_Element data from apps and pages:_

----

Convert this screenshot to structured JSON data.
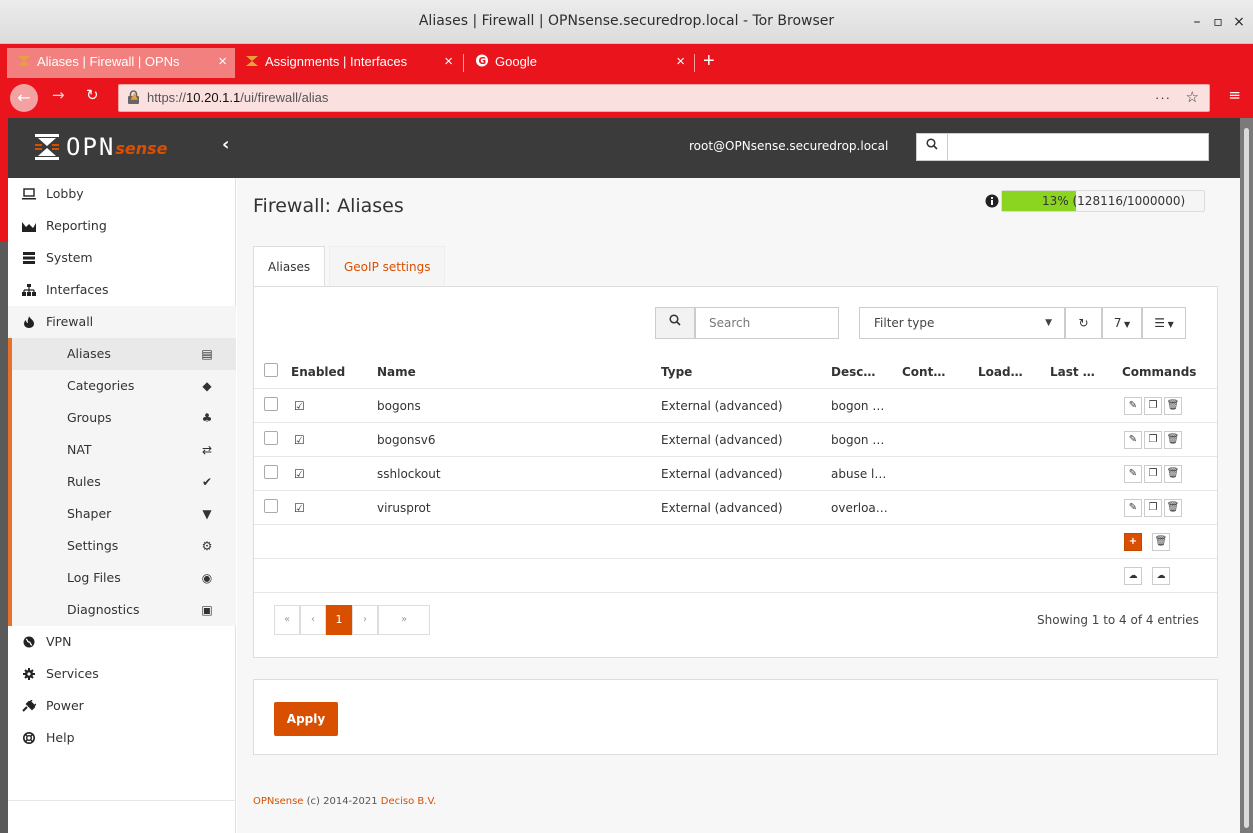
{
  "window": {
    "title": "Aliases | Firewall | OPNsense.securedrop.local - Tor Browser",
    "minimize": "–",
    "maximize": "▫",
    "close": "×"
  },
  "browser_tabs": [
    {
      "label": "Aliases | Firewall | OPNs",
      "active": true,
      "close": "×"
    },
    {
      "label": "Assignments | Interfaces",
      "active": false,
      "close": "×"
    },
    {
      "label": "Google",
      "active": false,
      "close": "×"
    }
  ],
  "new_tab": "+",
  "url": {
    "prefix": "https://",
    "host": "10.20.1.1",
    "path": "/ui/firewall/alias",
    "more": "···",
    "star": "☆",
    "menu": "≡"
  },
  "topnav": {
    "logo_opn": "OPN",
    "logo_sense": "sense",
    "collapse": "‹",
    "user": "root@OPNsense.securedrop.local"
  },
  "sidebar": {
    "top": [
      {
        "label": "Lobby",
        "icon": "laptop-icon"
      },
      {
        "label": "Reporting",
        "icon": "area-chart-icon"
      },
      {
        "label": "System",
        "icon": "server-icon"
      },
      {
        "label": "Interfaces",
        "icon": "sitemap-icon"
      },
      {
        "label": "Firewall",
        "icon": "fire-icon"
      }
    ],
    "firewall_sub": [
      {
        "label": "Aliases",
        "glyph": "▤"
      },
      {
        "label": "Categories",
        "glyph": "◆"
      },
      {
        "label": "Groups",
        "glyph": "♣"
      },
      {
        "label": "NAT",
        "glyph": "⇄"
      },
      {
        "label": "Rules",
        "glyph": "✔"
      },
      {
        "label": "Shaper",
        "glyph": "▼"
      },
      {
        "label": "Settings",
        "glyph": "⚙"
      },
      {
        "label": "Log Files",
        "glyph": "◉"
      },
      {
        "label": "Diagnostics",
        "glyph": "▣"
      }
    ],
    "bottom": [
      {
        "label": "VPN",
        "icon": "globe-icon"
      },
      {
        "label": "Services",
        "icon": "cog-icon"
      },
      {
        "label": "Power",
        "icon": "plug-icon"
      },
      {
        "label": "Help",
        "icon": "lifebuoy-icon"
      }
    ]
  },
  "page": {
    "title": "Firewall: Aliases",
    "usage_text": "13% (128116/1000000)",
    "usage_fraction": 0.13,
    "tabs": [
      "Aliases",
      "GeoIP settings"
    ],
    "search_placeholder": "Search",
    "filter_type": "Filter type",
    "rows_per_page": "7",
    "columns": [
      "Enabled",
      "Name",
      "Type",
      "Desc…",
      "Cont…",
      "Load…",
      "Last …",
      "Commands"
    ],
    "rows": [
      {
        "name": "bogons",
        "type": "External (advanced)",
        "desc": "bogon …"
      },
      {
        "name": "bogonsv6",
        "type": "External (advanced)",
        "desc": "bogon …"
      },
      {
        "name": "sshlockout",
        "type": "External (advanced)",
        "desc": "abuse l…"
      },
      {
        "name": "virusprot",
        "type": "External (advanced)",
        "desc": "overloa…"
      }
    ],
    "pager": {
      "first": "«",
      "prev": "‹",
      "current": "1",
      "next": "›",
      "last": "»"
    },
    "showing": "Showing 1 to 4 of 4 entries",
    "apply": "Apply"
  },
  "footer": {
    "brand": "OPNsense",
    "middle": " (c) 2014-2021 ",
    "company": "Deciso B.V."
  },
  "colors": {
    "accent": "#d94f00",
    "tor_red": "#e9141c",
    "topnav": "#3b3b3b",
    "usage_green": "#8bd41f"
  }
}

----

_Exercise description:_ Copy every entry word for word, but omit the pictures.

_Exercise output:_
Convert this screenshot to structured JSON data.
{
  "window": {
    "title": "Aliases | Firewall | OPNsense.securedrop.local - Tor Browser",
    "minimize": "–",
    "maximize": "▫",
    "close": "×"
  },
  "browser_tabs": [
    {
      "label": "Aliases | Firewall | OPNs",
      "active": true,
      "close": "×"
    },
    {
      "label": "Assignments | Interfaces",
      "active": false,
      "close": "×"
    },
    {
      "label": "Google",
      "active": false,
      "close": "×"
    }
  ],
  "new_tab": "+",
  "url": {
    "prefix": "https://",
    "host": "10.20.1.1",
    "path": "/ui/firewall/alias",
    "more": "···",
    "star": "☆",
    "menu": "≡"
  },
  "topnav": {
    "logo_opn": "OPN",
    "logo_sense": "sense",
    "collapse": "‹",
    "user": "root@OPNsense.securedrop.local"
  },
  "sidebar": {
    "top": [
      {
        "label": "Lobby",
        "icon": "laptop-icon"
      },
      {
        "label": "Reporting",
        "icon": "area-chart-icon"
      },
      {
        "label": "System",
        "icon": "server-icon"
      },
      {
        "label": "Interfaces",
        "icon": "sitemap-icon"
      },
      {
        "label": "Firewall",
        "icon": "fire-icon"
      }
    ],
    "firewall_sub": [
      {
        "label": "Aliases",
        "glyph": "▤"
      },
      {
        "label": "Categories",
        "glyph": "◆"
      },
      {
        "label": "Groups",
        "glyph": "♣"
      },
      {
        "label": "NAT",
        "glyph": "⇄"
      },
      {
        "label": "Rules",
        "glyph": "✔"
      },
      {
        "label": "Shaper",
        "glyph": "▼"
      },
      {
        "label": "Settings",
        "glyph": "⚙"
      },
      {
        "label": "Log Files",
        "glyph": "◉"
      },
      {
        "label": "Diagnostics",
        "glyph": "▣"
      }
    ],
    "bottom": [
      {
        "label": "VPN",
        "icon": "globe-icon"
      },
      {
        "label": "Services",
        "icon": "cog-icon"
      },
      {
        "label": "Power",
        "icon": "plug-icon"
      },
      {
        "label": "Help",
        "icon": "lifebuoy-icon"
      }
    ]
  },
  "page": {
    "title": "Firewall: Aliases",
    "usage_text": "13% (128116/1000000)",
    "usage_fraction": 0.13,
    "tabs": [
      "Aliases",
      "GeoIP settings"
    ],
    "search_placeholder": "Search",
    "filter_type": "Filter type",
    "rows_per_page": "7",
    "columns": [
      "Enabled",
      "Name",
      "Type",
      "Desc…",
      "Cont…",
      "Load…",
      "Last …",
      "Commands"
    ],
    "rows": [
      {
        "name": "bogons",
        "type": "External (advanced)",
        "desc": "bogon …"
      },
      {
        "name": "bogonsv6",
        "type": "External (advanced)",
        "desc": "bogon …"
      },
      {
        "name": "sshlockout",
        "type": "External (advanced)",
        "desc": "abuse l…"
      },
      {
        "name": "virusprot",
        "type": "External (advanced)",
        "desc": "overloa…"
      }
    ],
    "pager": {
      "first": "«",
      "prev": "‹",
      "current": "1",
      "next": "›",
      "last": "»"
    },
    "showing": "Showing 1 to 4 of 4 entries",
    "apply": "Apply"
  },
  "footer": {
    "brand": "OPNsense",
    "middle": " (c) 2014-2021 ",
    "company": "Deciso B.V."
  },
  "colors": {
    "accent": "#d94f00",
    "tor_red": "#e9141c",
    "topnav": "#3b3b3b",
    "usage_green": "#8bd41f"
  }
}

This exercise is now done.